» The problem
Go through the data and report how many lines include the word "this", giving only the number.

[Element data from apps and pages]

>>>>

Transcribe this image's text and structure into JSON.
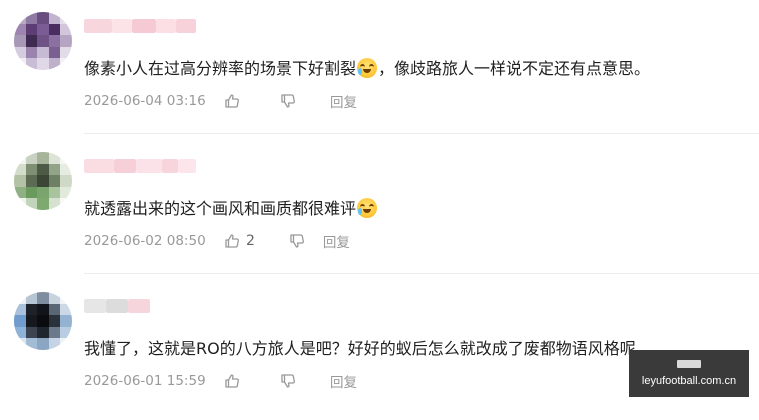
{
  "comments": [
    {
      "text_before": "像素小人在过高分辨率的场景下好割裂",
      "emoji": "laugh-cry-emoji",
      "text_after": "，像歧路旅人一样说不定还有点意思。",
      "time": "2026-06-04 03:16",
      "likes": "",
      "reply_label": "回复"
    },
    {
      "text_before": "就透露出来的这个画风和画质都很难评",
      "emoji": "laugh-cry-emoji",
      "text_after": "",
      "time": "2026-06-02 08:50",
      "likes": "2",
      "reply_label": "回复"
    },
    {
      "text_before": "我懂了，这就是RO的八方旅人是吧？好好的蚁后怎么就改成了废都物语风格呢",
      "emoji": "",
      "text_after": "",
      "time": "2026-06-01 15:59",
      "likes": "",
      "reply_label": "回复"
    }
  ],
  "watermark": {
    "text": "leyufootball.com.cn"
  },
  "colors": {
    "text": "#1f1f1f",
    "meta": "#999999",
    "divider": "#ececec"
  }
}
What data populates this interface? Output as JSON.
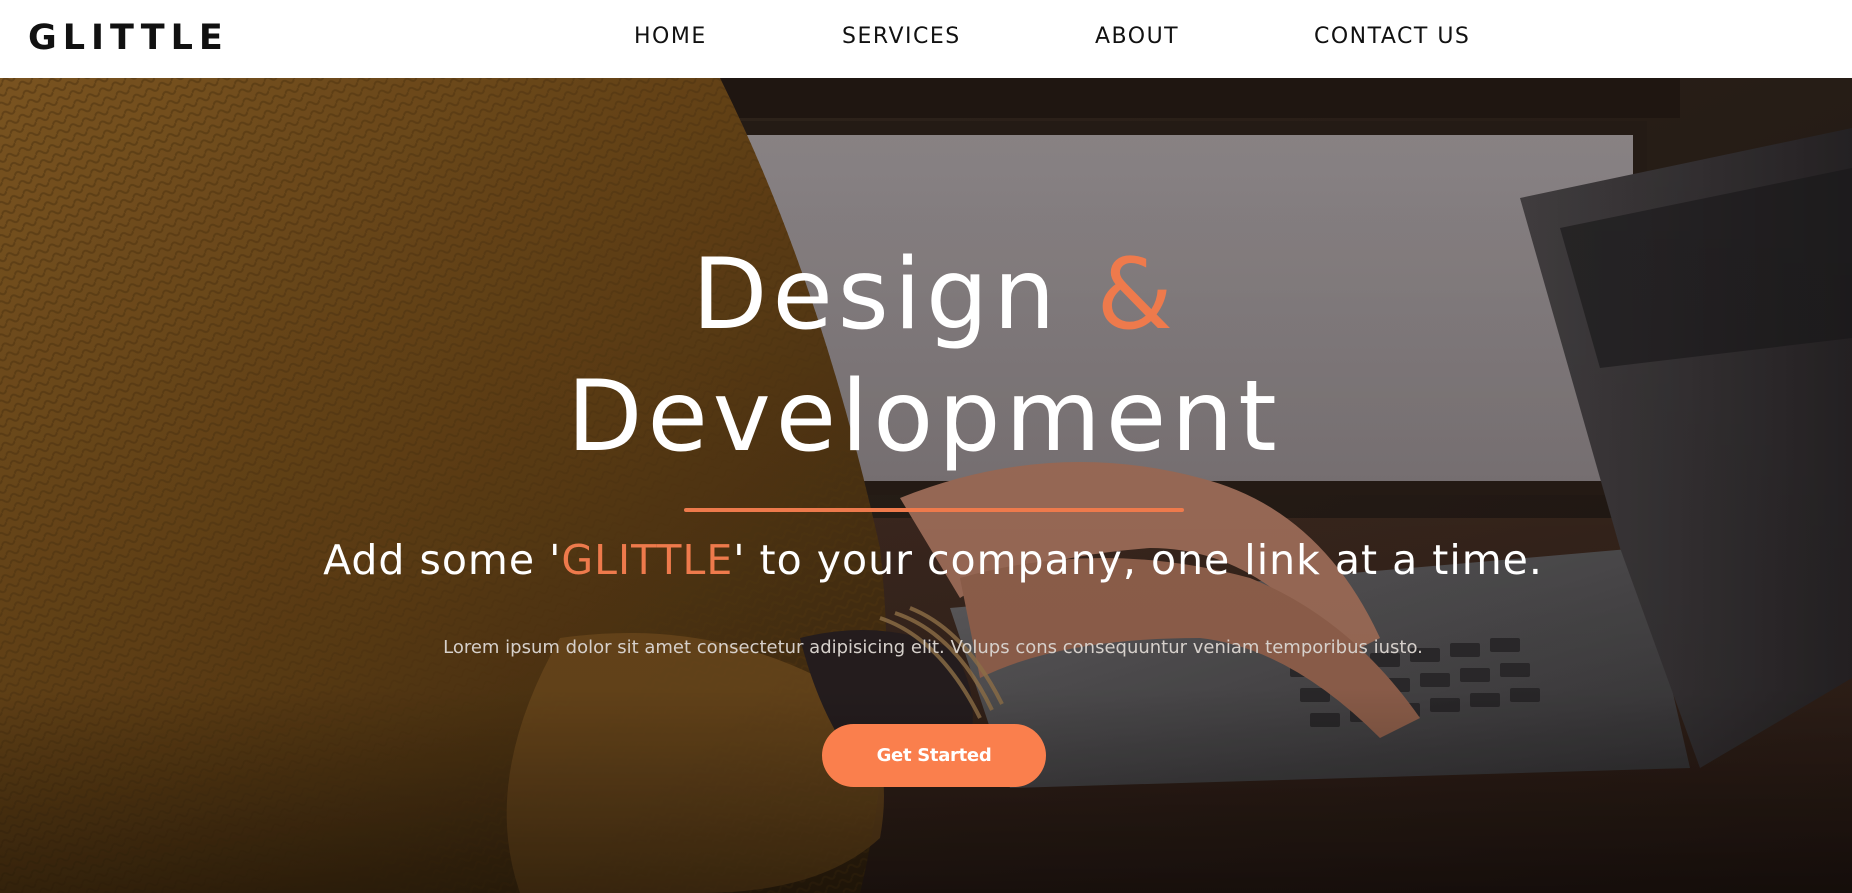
{
  "brand": {
    "logo": "GLITTLE"
  },
  "nav": {
    "items": [
      {
        "label": "HOME"
      },
      {
        "label": "SERVICES"
      },
      {
        "label": "ABOUT"
      },
      {
        "label": "CONTACT US"
      }
    ]
  },
  "hero": {
    "headline_word1": "Design",
    "headline_amp": "&",
    "headline_line2": "Development",
    "tagline_prefix": "Add some '",
    "tagline_brand": "GLITTLE",
    "tagline_suffix": "' to your company, one link at a time.",
    "lorem": "Lorem ipsum dolor sit amet consectetur adipisicing elit. Volups cons consequuntur veniam temporibus iusto.",
    "cta_label": "Get Started"
  },
  "colors": {
    "accent": "#ee7a4c",
    "cta_background": "#fa7f4d",
    "navbar_background": "#ffffff",
    "text_light": "#ffffff"
  }
}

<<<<

» Task solution
2